— WHAT YOU HAVE TO DO —
In the data below, find every line with the string "title" and pull it out.

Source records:
=== Section Start ===
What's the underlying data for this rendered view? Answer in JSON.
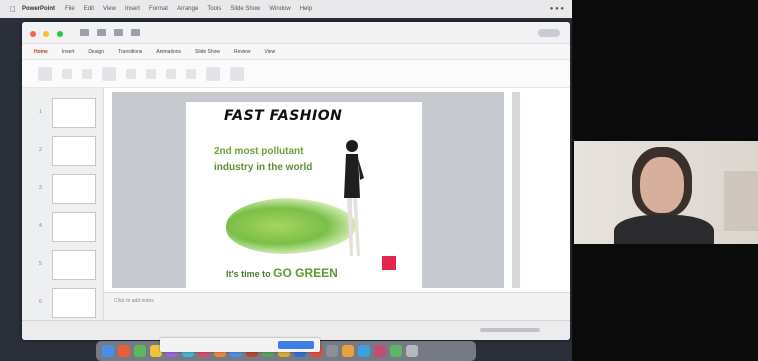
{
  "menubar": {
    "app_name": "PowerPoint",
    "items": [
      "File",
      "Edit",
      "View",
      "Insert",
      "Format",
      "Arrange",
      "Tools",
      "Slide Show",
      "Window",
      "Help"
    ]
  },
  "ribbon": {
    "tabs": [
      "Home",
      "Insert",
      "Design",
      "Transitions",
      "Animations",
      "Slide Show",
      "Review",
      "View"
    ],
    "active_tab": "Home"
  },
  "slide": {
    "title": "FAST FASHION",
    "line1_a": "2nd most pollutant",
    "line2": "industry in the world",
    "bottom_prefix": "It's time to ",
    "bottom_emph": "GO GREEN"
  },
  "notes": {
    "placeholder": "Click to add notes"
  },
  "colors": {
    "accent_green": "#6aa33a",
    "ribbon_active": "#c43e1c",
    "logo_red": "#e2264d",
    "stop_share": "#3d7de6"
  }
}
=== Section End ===
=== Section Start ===
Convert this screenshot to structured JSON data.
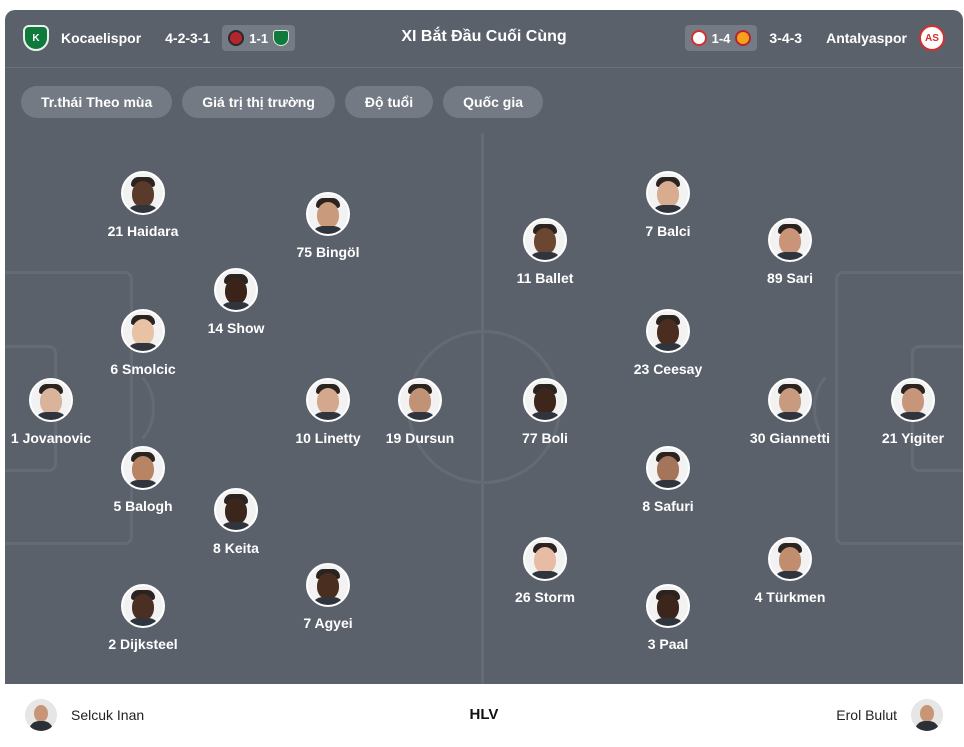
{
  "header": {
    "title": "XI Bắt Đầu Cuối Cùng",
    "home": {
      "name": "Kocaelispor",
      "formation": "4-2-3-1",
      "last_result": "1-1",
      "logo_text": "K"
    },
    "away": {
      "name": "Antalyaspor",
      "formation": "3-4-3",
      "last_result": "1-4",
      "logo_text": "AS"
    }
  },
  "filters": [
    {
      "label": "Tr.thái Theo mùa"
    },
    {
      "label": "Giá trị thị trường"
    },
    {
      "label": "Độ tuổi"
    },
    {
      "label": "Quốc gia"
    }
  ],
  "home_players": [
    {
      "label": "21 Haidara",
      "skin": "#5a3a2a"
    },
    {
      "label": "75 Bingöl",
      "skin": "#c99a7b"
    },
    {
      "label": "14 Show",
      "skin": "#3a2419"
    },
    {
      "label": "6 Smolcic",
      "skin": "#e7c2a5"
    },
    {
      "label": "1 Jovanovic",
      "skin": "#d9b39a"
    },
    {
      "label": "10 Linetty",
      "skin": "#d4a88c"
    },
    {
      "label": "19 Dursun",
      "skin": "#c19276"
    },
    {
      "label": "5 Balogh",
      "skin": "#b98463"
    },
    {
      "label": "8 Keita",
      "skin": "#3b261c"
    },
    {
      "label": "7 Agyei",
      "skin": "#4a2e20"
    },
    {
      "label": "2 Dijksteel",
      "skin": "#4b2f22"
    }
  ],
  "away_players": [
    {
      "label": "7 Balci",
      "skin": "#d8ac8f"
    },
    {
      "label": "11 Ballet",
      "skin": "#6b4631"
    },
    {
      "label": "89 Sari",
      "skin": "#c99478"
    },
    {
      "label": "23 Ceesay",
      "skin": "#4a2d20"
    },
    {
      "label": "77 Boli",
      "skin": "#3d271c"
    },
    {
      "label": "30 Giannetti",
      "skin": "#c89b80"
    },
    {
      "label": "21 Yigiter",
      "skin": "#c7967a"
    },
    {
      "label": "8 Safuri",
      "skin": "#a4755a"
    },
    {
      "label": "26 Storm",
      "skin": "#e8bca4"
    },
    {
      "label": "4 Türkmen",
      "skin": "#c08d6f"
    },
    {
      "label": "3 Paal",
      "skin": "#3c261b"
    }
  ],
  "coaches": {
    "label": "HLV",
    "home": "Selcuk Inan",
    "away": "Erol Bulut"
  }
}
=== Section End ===
— SOLUTION TO THIS EXERCISE —
    "title": "FAST FASHION",
    "title": "XI Bắt Đầu Cuối Cùng",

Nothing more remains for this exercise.